Social Security has a minimum benefit? Yes, it’s true. Congress designed the Social Security special minimum benefit in 1972 to help workers who have earned low wages for many years. But today, the benefit helps very few older Americans and unless Congress takes action, the benefit is on the road to extinction.
Sophia’s story is typical. She worked for 25 years as a clerk in a factory and doing odd jobs for wages that averaged about $9 per hour (about $18,000 a year). When she retired at age 66 last January, she was entitled to a yearly Social Security benefit of $9,794 — a benefit that falls beneath the federal poverty guideline of $11,670 for a single person.
Back in the 1970s or '80s, Sophia might have received a boost in her Social Security income from the special minimum benefit — but not these days. In fact few workers do: in 2010 only about 75,000 people were receiving the special minimum benefit — down from 200,000 in the early 1990s. The Social Security Administration (SSA) estimates that by 2018 it will no longer award any new benefits under the special minimum benefit provision.
The low and dwindling number of workers benefiting from the special minimum benefit reflects two program features.
First, SSA increases the initial special minimum benefit payment every year to match price inflation. In 2014, the largest possible special minimum benefit payment is $816 per month ($9,792 over the year) for workers with 30 or more years of work. Initial regular benefits, however, rise in line with wage growth, which historically has gone up faster than price inflation. As a result, almost everyone today receives a higher Social Security benefit under the regular calculation than under the special minimum calculation. This is certainly true for Sophia.
Second, it’s harder to establish eligibility, and earn credit, for the special minimum benefit than for regular retirement benefits. A worker needs more than 10 years of coverage to be eligible for the special minimum benefit calculation.

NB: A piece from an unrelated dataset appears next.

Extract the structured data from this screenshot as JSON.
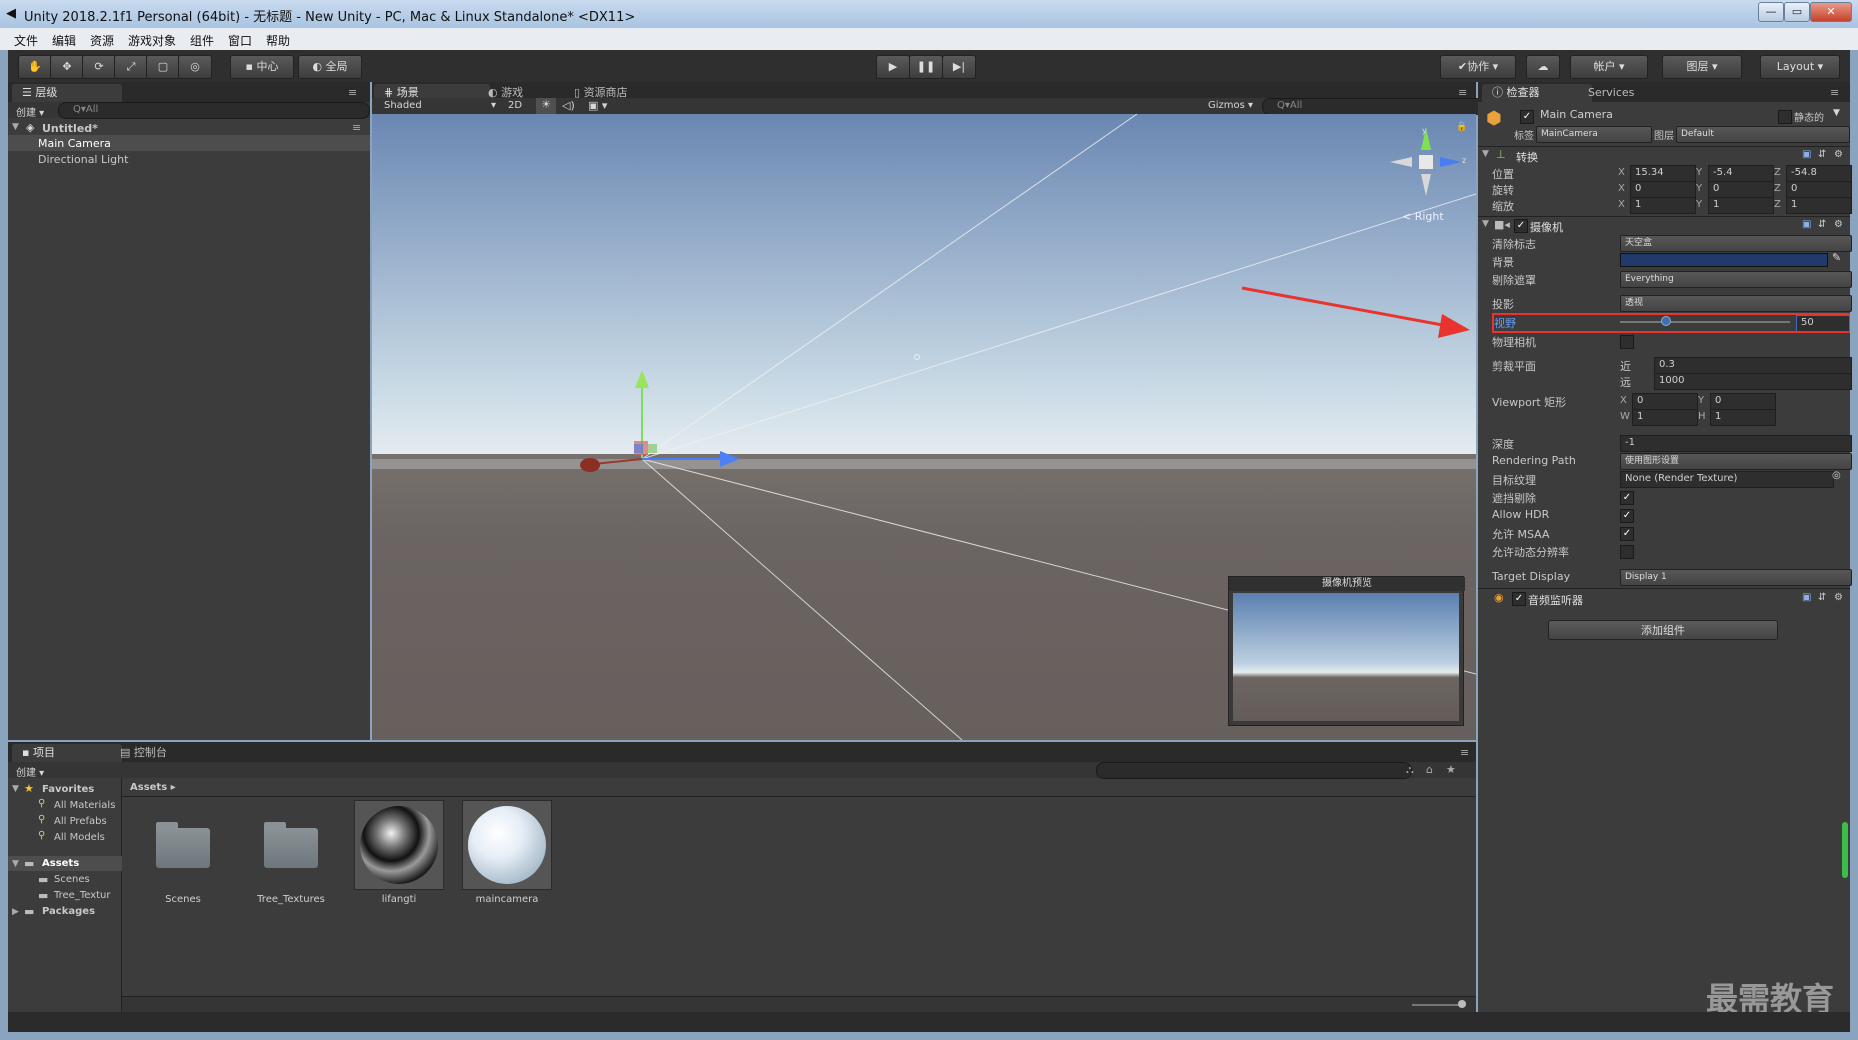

And to get a year of coverage requires earnings to exceed $13,050. This is more than twice what a person must earn to gain credit toward regular Social Security benefits ( $1,200 for a quarter of coverage and $4,800 for a year of coverage in 2014).
One way to increase the number of low earners who are helped by the special minimum benefit would be to lower the amount of earnings needed to earn a year of coverage toward the benefit. The Urban Institute compared years of coverage under the current earnings rule to an alternative threshold with earnings equal to 50 percent of the national full-time minimum wage (about $7,540 in 2013).The figure below shows the results for low earners, those with a Social Security benefit amount below the poverty threshold.
Only about one quarter of workers with low earnings have 10 or more years of coverage under current rules. Eligibility for the special minimum benefit would double, however, to about half of workers, if the earnings threshold were lowered to $7,540.
Congress could increase the number of workers helped by the special minimum benefit with a combination of indexing the benefit amount to wage growth and lowering the amount of earnings required to earn a year of coverage. Policymakers could also increase the full benefit amount or change the number of years of coverage required to earn a partial or full special minimum benefit. How these policy changes are combined would determine how many workers, and which groups of workers, are helped.